Ilia Papas, co-founder and CTO of Blue Apron, says the company wasn’t always known by its catchy name.
Once upon a time, the company was known as Part and Parsley.
“Which was a pun on Part and Parcel,” Papas said. “Which is difficult to hear, and if you understand what part and parcel is, it’s taking the good from the bad, so it’s not even a positive connotation anyway. And people really don’t like parsley.”
When Chef Matt Wadiak, a Chez Panisse alum, agreed to come on board, he insisted the name of the company be changed to Blue Apron, according to Papas.
“At that point we already had the Part and Parsley website made,” he said. “Everything was done, we were ready to go.”
The story behind Blue Apron:
“Traditionally chefs in France when training to cook wear blue aprons,” Papas said. “Chefs like Thomas Keller who has the French Laundry in Yountville, and Julia Child, continued to wear blue aprons as a sign of humility. That, as a chef, you are never done learning. And that’s one of our core values, lifelong learning.”
Papas was the keynote speaker today at the well-attended West Contra Costa Economic Summit at The Craneway Pavilion, a gathering of the local business community, community leaders and elected officials that aims to spark economic growth.
Papas talked about his company’s rise from a simple idea — to deliver boxed ingredients for meals that consumers can cook at home — to national fame. And he, of course, gave plenty of props to the City of Richmond, where his company launched a fulfillment center about five years ago.
A computer science graduate at Tufts University, Papas worked in tech consulting in Boston for about a decade before he was convinced by a venture capitalist to launch a startup. After moving to New York, he married his love for food and cooking with an idea. Noting the difficulty in tracking down ingredients for dishes (having to go to three different stores at times), wouldn’t it be great if those ingredients could be delivered directly to you, and in amounts you need?
Along with Matt Salzberg and Wadiak, Papas launched Blue Apron. By late June 2012 from New York, a website was up and running and a supplier relationship was set up. The fledgling company shipped its first 30 boxes to friends and family in Manhattan, and the feedback was positive.
“People were using phrases like ‘I didn’t know I could cook something like that,'” Papas said. “This was something that was creating an emotional connection with people. From that point on, it exploded.”
Keeping up with demand was the problem over the next four years. Only a year after opening business, Blue Apron decided to expand to the West Coast.
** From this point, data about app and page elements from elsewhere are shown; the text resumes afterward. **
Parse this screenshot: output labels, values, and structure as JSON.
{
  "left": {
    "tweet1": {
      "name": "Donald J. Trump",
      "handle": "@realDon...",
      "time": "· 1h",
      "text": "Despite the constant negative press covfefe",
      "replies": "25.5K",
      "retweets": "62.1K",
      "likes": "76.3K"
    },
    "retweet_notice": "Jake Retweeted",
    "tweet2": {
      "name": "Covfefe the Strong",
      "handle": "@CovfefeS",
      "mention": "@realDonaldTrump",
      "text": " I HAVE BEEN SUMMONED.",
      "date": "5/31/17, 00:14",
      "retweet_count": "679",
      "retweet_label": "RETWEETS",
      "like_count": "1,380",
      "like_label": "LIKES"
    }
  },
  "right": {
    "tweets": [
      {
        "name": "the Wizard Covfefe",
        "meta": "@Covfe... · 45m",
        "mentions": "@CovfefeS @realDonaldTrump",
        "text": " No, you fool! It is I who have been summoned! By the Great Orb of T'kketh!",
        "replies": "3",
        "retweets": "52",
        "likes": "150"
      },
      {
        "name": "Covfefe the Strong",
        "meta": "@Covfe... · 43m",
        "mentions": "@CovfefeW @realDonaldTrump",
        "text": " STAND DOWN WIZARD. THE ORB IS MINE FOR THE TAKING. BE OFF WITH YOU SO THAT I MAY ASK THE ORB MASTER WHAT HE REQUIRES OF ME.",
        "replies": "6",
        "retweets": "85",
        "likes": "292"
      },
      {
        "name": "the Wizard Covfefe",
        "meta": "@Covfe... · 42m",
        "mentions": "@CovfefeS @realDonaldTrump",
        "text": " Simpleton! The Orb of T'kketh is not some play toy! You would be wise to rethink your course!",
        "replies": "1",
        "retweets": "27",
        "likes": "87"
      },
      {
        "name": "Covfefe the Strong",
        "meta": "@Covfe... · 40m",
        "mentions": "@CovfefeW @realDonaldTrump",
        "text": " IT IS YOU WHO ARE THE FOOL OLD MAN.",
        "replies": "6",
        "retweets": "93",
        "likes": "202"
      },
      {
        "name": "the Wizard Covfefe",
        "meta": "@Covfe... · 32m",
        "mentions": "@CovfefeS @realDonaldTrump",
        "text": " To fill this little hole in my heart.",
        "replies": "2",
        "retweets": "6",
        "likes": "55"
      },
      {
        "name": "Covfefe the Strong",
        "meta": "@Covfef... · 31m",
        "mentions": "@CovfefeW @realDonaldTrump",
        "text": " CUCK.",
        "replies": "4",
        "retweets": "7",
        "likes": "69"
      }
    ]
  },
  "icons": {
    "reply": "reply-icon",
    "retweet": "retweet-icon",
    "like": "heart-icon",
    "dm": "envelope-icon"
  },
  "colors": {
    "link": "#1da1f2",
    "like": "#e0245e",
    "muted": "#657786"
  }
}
After considering Reno and Los Angeles, it landed on Richmond as a “sweet spot,” Papas said, as the city has access to “tons of amazing food, proximity to farms, but also really good shipping access.”
“Opening up our Richmond plant allowed us to hit 80 percent of the country between the East and West Coast,” Papas said. “When we opened in August 2013, we were shipping out just under 10,000 meals.”
Over the next two years, that expanded to over 200,000 meals, Papas said.
Today, Blue Apron operates in about 200,000 square feet in Richmond, and is very much part of the community, offering jobs, workforce training and safety programs. It also has fulfillment centers in New Jersey and Texas.
The annual West Contra Costa Economic Summit also included a rare panel discussion among all five mayors of West County cities, who talked directly to the owners and representatives of local businesses at the Craneway event, which also included a networking and resource fair. The event was presented by the Richmond Chamber of Commerce and sponsored by Chevron Richmond and other community partners.